AS air balloons are the hobby-horses of the day, give me leave, in imitation of Tristan Shandy, to say a word or two upon these same hobby-horses,
It appears now very probable that these new invented machines will best all the flies that ever flew upon our roads, and consequently post-horses will become a drug, stage-coaches will admit only turkies and chines as inside passengers…”
The above appeared in a letter from ‘a real Patriot’ in The Town and Country Magazine, or, Universal Repository of Knowledge, Instruction and Entertainment (Dec 1783) pp713-714 (Proquest, Doc ID: 6451266).
Ballooning was a perfect way for those in the Eighteenth Century to combine scientific investigation and the importance of the sublme with entertainment.
It attracted the attention of the leading poets of the day:
To a balloon, laden with Knowledge
Bright ball of flame that thro the gloom of even
Silently takest thine etherial way
And with surpassing glory dimmst each ray
Twinkling amid the dark blue Depths of Heaven
Unlike the Fire thou bearest, soon shall thou
Fade like a meteor in surrounding gloom
Whilst that unquencheable is doomed to glow
A watch light by the patriots lonely tomb
A ray of courage to the opprest & poor,
A spark tho’ gleaming on the hovel’s hearth
Which thro the tyrants gilded domes shall roar
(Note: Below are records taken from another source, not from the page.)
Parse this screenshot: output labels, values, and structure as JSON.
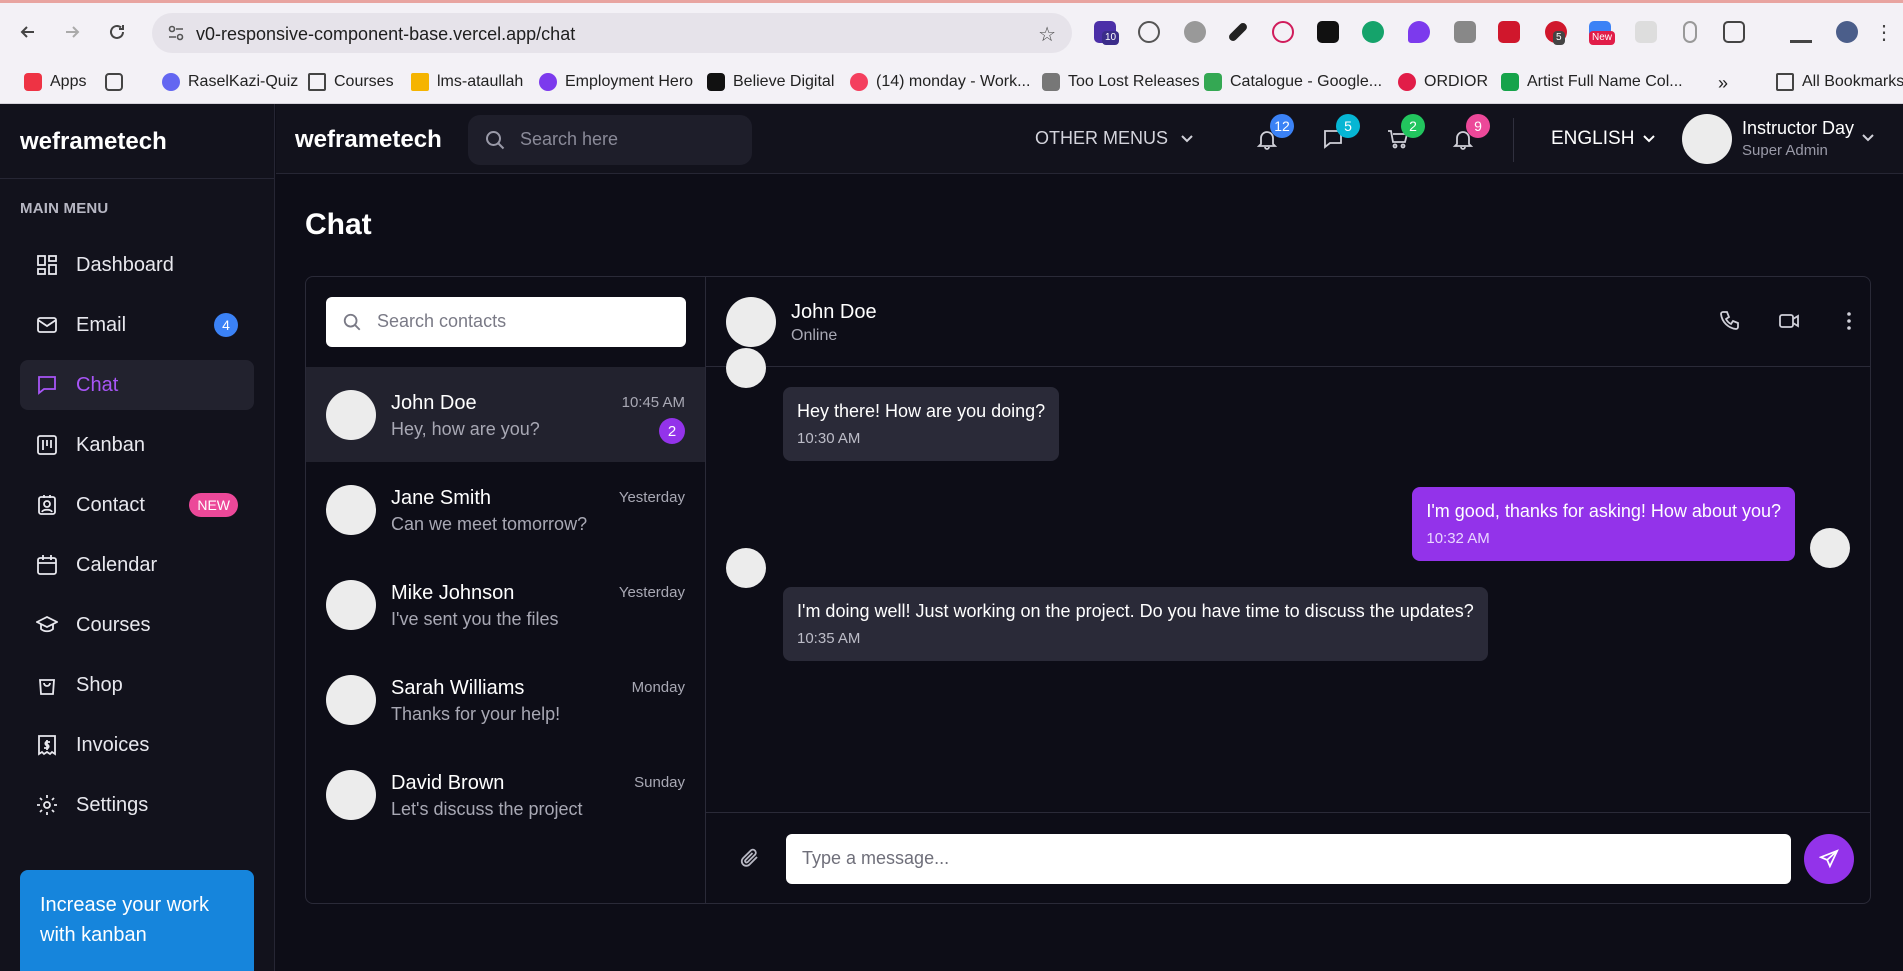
{
  "browser": {
    "url": "v0-responsive-component-base.vercel.app/chat",
    "extension_badges": [
      "10",
      "5",
      "New"
    ],
    "bookmarks": [
      "Apps",
      "RaselKazi-Quiz",
      "Courses",
      "lms-ataullah",
      "Employment Hero",
      "Believe Digital",
      "(14) monday - Work...",
      "Too Lost Releases",
      "Catalogue - Google...",
      "ORDIOR",
      "Artist Full Name Col..."
    ],
    "all_bookmarks": "All Bookmarks",
    "overflow": "»"
  },
  "sidebar": {
    "brand": "weframetech",
    "menu_title": "MAIN MENU",
    "items": [
      {
        "label": "Dashboard",
        "icon": "dashboard-icon"
      },
      {
        "label": "Email",
        "icon": "mail-icon",
        "badge": "4"
      },
      {
        "label": "Chat",
        "icon": "chat-icon",
        "active": true
      },
      {
        "label": "Kanban",
        "icon": "kanban-icon"
      },
      {
        "label": "Contact",
        "icon": "contact-icon",
        "tag": "NEW"
      },
      {
        "label": "Calendar",
        "icon": "calendar-icon"
      },
      {
        "label": "Courses",
        "icon": "graduation-cap-icon"
      },
      {
        "label": "Shop",
        "icon": "shopping-bag-icon"
      },
      {
        "label": "Invoices",
        "icon": "invoice-icon"
      },
      {
        "label": "Settings",
        "icon": "gear-icon"
      }
    ],
    "promo_text": "Increase your work with kanban"
  },
  "header": {
    "brand": "weframetech",
    "search_placeholder": "Search here",
    "other_menus": "OTHER MENUS",
    "badges": {
      "notifications": "12",
      "messages": "5",
      "cart": "2",
      "alerts": "9"
    },
    "badge_colors": {
      "notifications": "#3b82f6",
      "messages": "#06b6d4",
      "cart": "#22c55e",
      "alerts": "#ec4899"
    },
    "language": "ENGLISH",
    "user_name": "Instructor Day",
    "user_role": "Super Admin"
  },
  "page": {
    "title": "Chat"
  },
  "contacts": {
    "search_placeholder": "Search contacts",
    "list": [
      {
        "name": "John Doe",
        "message": "Hey, how are you?",
        "time": "10:45 AM",
        "unread": "2",
        "active": true
      },
      {
        "name": "Jane Smith",
        "message": "Can we meet tomorrow?",
        "time": "Yesterday"
      },
      {
        "name": "Mike Johnson",
        "message": "I've sent you the files",
        "time": "Yesterday"
      },
      {
        "name": "Sarah Williams",
        "message": "Thanks for your help!",
        "time": "Monday"
      },
      {
        "name": "David Brown",
        "message": "Let's discuss the project",
        "time": "Sunday"
      }
    ]
  },
  "conversation": {
    "name": "John Doe",
    "status": "Online",
    "messages": [
      {
        "text": "Hey there! How are you doing?",
        "time": "10:30 AM",
        "direction": "in"
      },
      {
        "text": "I'm good, thanks for asking! How about you?",
        "time": "10:32 AM",
        "direction": "out"
      },
      {
        "text": "I'm doing well! Just working on the project. Do you have time to discuss the updates?",
        "time": "10:35 AM",
        "direction": "in"
      }
    ],
    "composer_placeholder": "Type a message..."
  },
  "colors": {
    "accent": "#9333ea",
    "promo": "#1685dc",
    "background": "#0d0d17"
  }
}
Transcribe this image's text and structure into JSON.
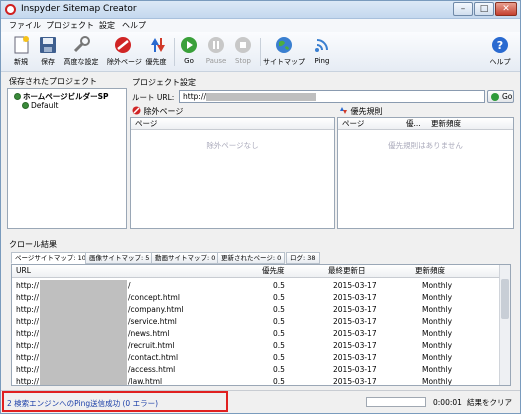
{
  "window": {
    "title": "Inspyder Sitemap Creator",
    "minimize": "–",
    "maximize": "□",
    "close": "✕"
  },
  "menu": [
    "ファイル",
    "プロジェクト",
    "設定",
    "ヘルプ"
  ],
  "toolbar": {
    "new": "新規",
    "save": "保存",
    "advanced": "高度な設定",
    "exclude_pages": "除外ページ",
    "priority": "優先度",
    "go": "Go",
    "pause": "Pause",
    "stop": "Stop",
    "sitemap": "サイトマップ",
    "ping": "Ping",
    "help": "ヘルプ"
  },
  "saved_projects": {
    "title": "保存されたプロジェクト",
    "items": [
      {
        "label": "ホームページビルダーSP",
        "selected": true
      },
      {
        "label": "Default",
        "selected": false
      }
    ]
  },
  "project_settings": {
    "title": "プロジェクト設定",
    "root_url_label": "ルート URL:",
    "root_url_value": "http://",
    "go_button": "Go"
  },
  "exclude_pages": {
    "title": "除外ページ",
    "column": "ページ",
    "empty": "除外ページなし"
  },
  "priority_rules": {
    "title": "優先規則",
    "columns": [
      "ページ",
      "優...",
      "更新頻度"
    ],
    "empty": "優先規則はありません"
  },
  "crawl_results": {
    "title": "クロール結果",
    "tabs": [
      "ページサイトマップ: 10",
      "画像サイトマップ: 5",
      "動画サイトマップ: 0",
      "更新されたページ: 0",
      "ログ: 38"
    ],
    "columns": [
      "URL",
      "優先度",
      "最終更新日",
      "更新頻度"
    ],
    "rows": [
      {
        "url": "http://",
        "path": "/",
        "priority": "0.5",
        "date": "2015-03-17",
        "freq": "Monthly"
      },
      {
        "url": "http://",
        "path": "/concept.html",
        "priority": "0.5",
        "date": "2015-03-17",
        "freq": "Monthly"
      },
      {
        "url": "http://",
        "path": "/company.html",
        "priority": "0.5",
        "date": "2015-03-17",
        "freq": "Monthly"
      },
      {
        "url": "http://",
        "path": "/service.html",
        "priority": "0.5",
        "date": "2015-03-17",
        "freq": "Monthly"
      },
      {
        "url": "http://",
        "path": "/news.html",
        "priority": "0.5",
        "date": "2015-03-17",
        "freq": "Monthly"
      },
      {
        "url": "http://",
        "path": "/recruit.html",
        "priority": "0.5",
        "date": "2015-03-17",
        "freq": "Monthly"
      },
      {
        "url": "http://",
        "path": "/contact.html",
        "priority": "0.5",
        "date": "2015-03-17",
        "freq": "Monthly"
      },
      {
        "url": "http://",
        "path": "/access.html",
        "priority": "0.5",
        "date": "2015-03-17",
        "freq": "Monthly"
      },
      {
        "url": "http://",
        "path": "/law.html",
        "priority": "0.5",
        "date": "2015-03-17",
        "freq": "Monthly"
      }
    ]
  },
  "status": {
    "message": "2 検索エンジンへのPing送信成功 (0 エラー)",
    "elapsed": "0:00:01",
    "clear": "結果をクリア"
  }
}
A beacon in the darkness of the Earth
A Sun which oer the renovated scene
Shall dart like Truth where Falshood yet has been.
(Percy Bysshe Shelley)
Timothy Morton in Chapter 10 of the Cambridge Companion to Shelley (DOI: http/dx/doi.org/10.1017/CCOL0521826047) says that “Ballooning was associated with philosophical speculation in general and (French) revolutionary philosophy in particular. The first aeronautic writing offered a radially displaced view of the earth, as if see by extraterrestrial beings. Rather than embodying a sense of ‘here’, of home and hearth, Shelley’s imagery of the star or meteor presents nature (and culture) as decentred, unfamiliar, elsewhere.”
March of Intellect
(Light Speed Magazine)
Images of balloons were not restricted to pictures and prints. It could be found on furniture, fans, snuff boxes, crockery and fabric suggesting that all levels of society were particularly caught up in the craze.
Image taken from the Smithsonian National Air and Space Museum
At the event held at the Hilton Hotel in York, on Friday 19 September 2014, Dawn Hoskin an Assistant Curator, Europe 1600-1800 at the Victoria and Albert Museum presented a paper on the significance of ballooning during the Long Eighteenth Century and how this was reflected in all manner of memorabilia and satire.
Image taken from: James Sadler: The Oxford balloon man history forgot
Dawn wove the discussion around the handkerchief commemorating the first ascent of a hydrogen-filled hot air balloon at the Tuileries, block-printed cotton, Alsace (France), ca.1783 (V&A 1872-1899)
Image taken from Dawn Hoskin’s V&A blog pages
Dawn suggested that perhaps the original owner of the handkerchief was French (due to the subject matter) and that it was kept in good condition as a patriotic gesture. Certainly given the poor quality of both the cotton fabric and the dyes used this does seem a likely conclusion. The manufacture of the piece (which has not been finished) also suggests that the target market was not the upper echelons of society.
But Dawn did not restrict her talk to the images of balloons but used this as a springboard to a discussion of the changing importance of the handkerchief itself and suggested that with the increase in another ‘typical’ Eighteenth Century past-time, taking snuff, so the handkerchief changed from being a delicate fashion item to a robust necessary (Smollett’s “flag of abomination”) to be kept hidden away in the user’s pocket (just as purportedly the up-tilted chin which has become synonymous with haughty ‘toffs’ was a way of ensuring that the white linen of neckcloth and shirt did not become besmirched with the brown stains that were the by-product of the habit). Whilst the logic of this is self-evident it seems almost at odds with the image of the Eighteenth Century aristocrat with his long lace sleeves, high heels, fancy wig and delicate hanky used to dab gently at his nose after enjoying his pinch of snuff … fiction has a lot to answer for!
Anthony Andrews as the Scarlet Pimpernel